3. Deepen services and investment integration
The services sector is becoming increasingly important to ASEAN economies. Services made up 37 per cent to 74 per cent of ASEAN Member States’ economies as at 2016.
The region’s services exports grew from US$113.4 billion in 2005 to US$305.9 billion in 2015 at an annual average growth rate of 11.6 per cent; while services imports also increased from US$140.8 billion to US$311.6 billion at an annual average growth rate of 9.2 per cent. In view of this, various efforts are being made to deepen services integration. There are moves to conclude the 10th Package of Commitments under the ASEAN Framework Agreement on Services (AFAS).
There are also continuing efforts to realise the ASEAN Trade in Services Agreement (ATISA). The ATISA builds on the ASEAN Framework Agreement on Services (AFAS) and will broaden and deepen the integration of services sectors within the region.
The ATISA is expected to create a more liberal, stable and predictable environment for service suppliers in ASEAN.
ASEAN will also work on reducing impediments to investment by enhancing the ASEAN Comprehensive Investment Agreement (ACIA).
In addition, efforts are also being made to promote South-east Asia as a vibrant cruising destination through infrastructure development and improved on-shore activities, as laid out in the ASEAN Declaration on Cruise Tourism.
4. Cultivate a conducive regulatory environment
As ASEAN chair, Singapore will work to create an effective regulatory environment to support the growth of a competitive, dynamic and innovative ASEAN.
This includes initiatives to promote cooperation and build capabilities in areas such as energy efficiency, natural gas and renewable energy, as part of ASEAN’s goals of energy security, accessibility and sustainability.
5. Progress Asean’s external relations
While preserving ASEAN centrality, it is important to broaden and deepen ASEAN’s economic linkages with external partners.
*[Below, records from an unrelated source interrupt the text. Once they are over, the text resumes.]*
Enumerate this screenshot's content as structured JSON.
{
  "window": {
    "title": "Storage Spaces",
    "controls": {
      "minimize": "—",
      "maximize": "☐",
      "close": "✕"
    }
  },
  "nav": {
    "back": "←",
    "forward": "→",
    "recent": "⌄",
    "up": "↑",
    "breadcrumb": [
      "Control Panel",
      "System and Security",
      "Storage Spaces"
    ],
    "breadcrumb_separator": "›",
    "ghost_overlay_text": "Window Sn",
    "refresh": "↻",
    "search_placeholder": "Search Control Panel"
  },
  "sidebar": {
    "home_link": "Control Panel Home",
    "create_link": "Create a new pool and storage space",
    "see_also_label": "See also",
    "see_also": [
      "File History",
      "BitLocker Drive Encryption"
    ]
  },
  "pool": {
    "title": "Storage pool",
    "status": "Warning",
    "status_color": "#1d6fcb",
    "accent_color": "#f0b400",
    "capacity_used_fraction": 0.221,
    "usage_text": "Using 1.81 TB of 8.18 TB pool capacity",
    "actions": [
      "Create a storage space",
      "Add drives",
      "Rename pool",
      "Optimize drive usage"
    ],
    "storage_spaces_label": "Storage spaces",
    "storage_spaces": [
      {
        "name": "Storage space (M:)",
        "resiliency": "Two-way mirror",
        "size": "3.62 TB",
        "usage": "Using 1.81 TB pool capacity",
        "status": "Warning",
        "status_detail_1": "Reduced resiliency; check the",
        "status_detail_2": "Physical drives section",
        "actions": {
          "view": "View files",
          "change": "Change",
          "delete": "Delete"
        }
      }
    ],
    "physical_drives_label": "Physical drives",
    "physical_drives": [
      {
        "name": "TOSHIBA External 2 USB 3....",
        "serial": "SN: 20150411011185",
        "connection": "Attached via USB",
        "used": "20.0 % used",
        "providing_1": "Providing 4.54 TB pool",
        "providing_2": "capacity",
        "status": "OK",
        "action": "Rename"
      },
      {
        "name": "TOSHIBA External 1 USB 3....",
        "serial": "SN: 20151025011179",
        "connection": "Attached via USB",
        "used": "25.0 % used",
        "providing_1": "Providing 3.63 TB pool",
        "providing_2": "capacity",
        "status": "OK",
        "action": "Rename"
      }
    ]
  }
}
Riding on existing momentum, deeper linkages will help the region grow faster, with the business community and populations reaping the benefits of a connected and relevant ASEAN.
Efforts include strengthening economic cooperation with the governments in Asia, Europe, the US, Canada, Australia, New Zealand and Russia.
The region also remains committed to bringing the Regional Comprehensive Economic Partnership (RCEP) negotiations to a substantial conclusion.
The RCEP is an Asia-Pacific trade liberalisation initiative covering 16 countries, including the 10 ASEAN members as well as Australia, China, India, Japan, South Korea and New Zealand.